During the bubble, properties in Harajuku had become the targets of real estate speculators. Once the bubble collapsed, Japanese businesses were decimated and the high-flying properties vacated.
Since Japanese firms were in no position to buy the properties because the banks had been burned and were reluctant to offer loans involving property in the area, foreign fashion houses bought up the land and started building stores, Matsui said.
Also, as Harajuku became more famous as a fashion mecca, its reputation spread overseas through the media and the Internet.
Matsui said many young Asian tourists seem to get information about the area from fashion magazines in their home countries that write about Harajuku fashion.
"They tend to want to visit very small stores that we don't even know about," he said. According to Harajuku Jingumae Shotengai, an association that consists of about 100 local stores, some of the shopkeepers say that over 30 percent of their sales are to visitors from Asia.
"(What we hope now is that) it would be great if foreigners living here or working here can spread the word about Harajuku to people in their home countries. That would allow people who receive this information to feel more familiar with what's going on here," said Matsui.
What are some recent trends?
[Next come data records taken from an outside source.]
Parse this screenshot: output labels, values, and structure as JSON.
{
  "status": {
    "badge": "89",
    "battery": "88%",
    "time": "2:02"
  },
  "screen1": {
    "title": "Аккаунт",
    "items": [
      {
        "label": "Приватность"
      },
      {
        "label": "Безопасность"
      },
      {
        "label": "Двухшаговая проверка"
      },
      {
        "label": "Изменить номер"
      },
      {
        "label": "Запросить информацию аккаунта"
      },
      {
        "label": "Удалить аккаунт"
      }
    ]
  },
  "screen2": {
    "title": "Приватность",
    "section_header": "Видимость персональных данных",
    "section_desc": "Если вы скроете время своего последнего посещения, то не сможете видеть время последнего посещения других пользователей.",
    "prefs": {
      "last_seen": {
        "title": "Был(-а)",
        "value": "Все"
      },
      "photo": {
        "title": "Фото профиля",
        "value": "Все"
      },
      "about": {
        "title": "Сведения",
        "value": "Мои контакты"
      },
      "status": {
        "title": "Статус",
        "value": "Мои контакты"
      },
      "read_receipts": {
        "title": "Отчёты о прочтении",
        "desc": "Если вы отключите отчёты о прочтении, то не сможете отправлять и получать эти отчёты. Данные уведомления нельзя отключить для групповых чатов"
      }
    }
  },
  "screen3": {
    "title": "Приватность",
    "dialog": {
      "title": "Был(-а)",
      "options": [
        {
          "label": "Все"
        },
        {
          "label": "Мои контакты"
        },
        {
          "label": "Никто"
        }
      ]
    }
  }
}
Harajuku has seen increasing numbers of Asians in the past several years, especially Chinese, Matsui said.
To celebrate the Chinese new year Thursday, the town has been striving to provide a more welcoming environment for Chinese tourists.
For instance, 300 stores are ready to accept the Ginren debit card, issued in China, and have set up tablet computers so customers can conveniently surf the web to find additional information.
Another trend, Matsui said, is the increase in "fast fashion" brands like Swedish fashion retailor H&M and Los Angeles-based Forever 21, who have concentrated along Meiji-dori, and major sports brands like Nike, which have already built their own stores.
One of Harajuku's more interesting cultural attractions, however, is showing off or posing, where fans of different genres of clothing, such as Gothic Lolitas, strive to be seen on the bridge between Harajuku Station and the entrance to Meiji Shrine.
Matsui said this kind of culture probably comes from the influence of the Takenoko-zoku who turned the area into their playground back in the 1980s.
If Harajuku is so popular, why aren't there any hotels?
Harajuku is actually designated by the metropolitan government as an "educational district" where buildings such as hotels and concert halls are banned to prevent teenage delinquency.
Matsui said many local businessmen want this old rule to be revised. As Harajuku has evolved, it is important to have facilities where people of all kinds can gather, they say.